No. The best answer is the one that invites more questions. The answer that takes courage to give because of the risk it holds. Risk balanced, I found, by its reward in getting to know others, even family we’ve known a lifetime, just a little bit better. Revealing ties that bind ever more tightly.

Lucky Man

I have long considered Swenny the luckiest alcoholic. His health is intact, and so is his family. In October, when he lost his job, two better jobs were presented to him the very next day. Where I once searched hardship for the lessons to inspire his sobriety, I no longer believe they will be found by paying a price. Instead, I believe they can be found in the grace and gifts that are continually bestowed. Including recently the opportunity to share dinner with old friends.

After not seeing or even speaking with each other for eight years, Swenny was contacted by an old friend – a fraternity brother and groomsman – planning to be in town. A dinner invitation was immediately extended, instantly accepted, and then made to another friend and member of our wedding party who recently moved back to town after more than a decade away.

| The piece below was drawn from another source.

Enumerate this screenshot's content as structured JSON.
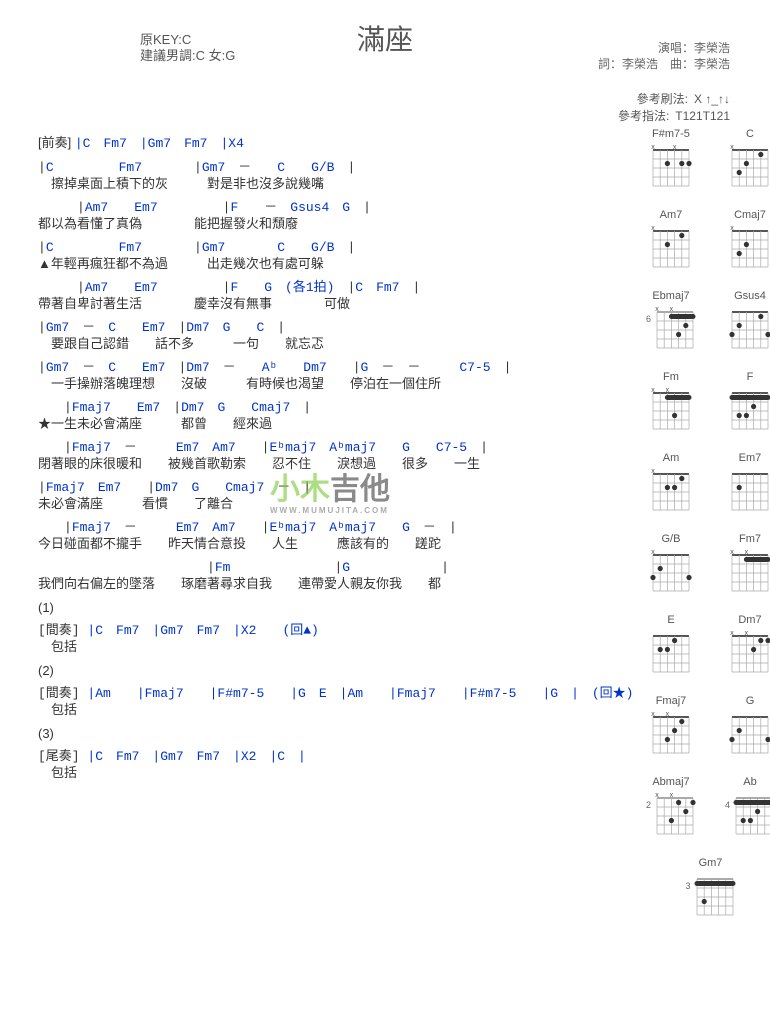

Handshakes were met with hugs, and the friends picked up where they left off, as if no years or miles existed between them. Catching up made way for reminiscing, and storytelling commenced. At that moment, there was more around our table than three old friends sharing a meal and good company. Joy was there, too. In the tears the men shed as they laughed until they cried, and in the stories they told, again and again, to extend the evening a little longer. And a little longer still.

As the night’s close started to cast its inevitable shadow, our children began to see their dad through the eyes of his oldest friends. Listening to the stories being shared, they came to understand the role he played in some of the best days of his friends’ lives, and of theirs in his.

Before goodbyes were said, grace joined us. Just in time to introduce Swenny’s children to their dad as the friend any man would be lucky to have.


Truth Be Told

Not all questions have answers. The most honest answers, though, do follow questions. Just not necessarily those that have been asked.

Recently, I’ve been trying to confirm what I think I know to be true: Swenny has relapsed. In the absence of proof are questions. And only questions.

Is Swenny sober? Does he forget conversations because we have so many that he can’t keep track? Or is he just tired of having the same conversation again and again? Does balance elude him because he is tired? Or tipsy? Is humiliation really the reason he refuses to take a breathalyzer? Doesn’t he want to prove me wrong in my assumption that he’s relapsed? Or can’t he? What did he spend $7.47 on yesterday? How much is a pint of vodka, anyways?

Where is he hiding the bottles?

Why won’t he look at me?

What is it that I really want to know? That he’s sober? Or that he’s not?

If the truth sometimes rests most comfortably in answers to questions that remain unasked, I need to learn how to choose mine more carefully.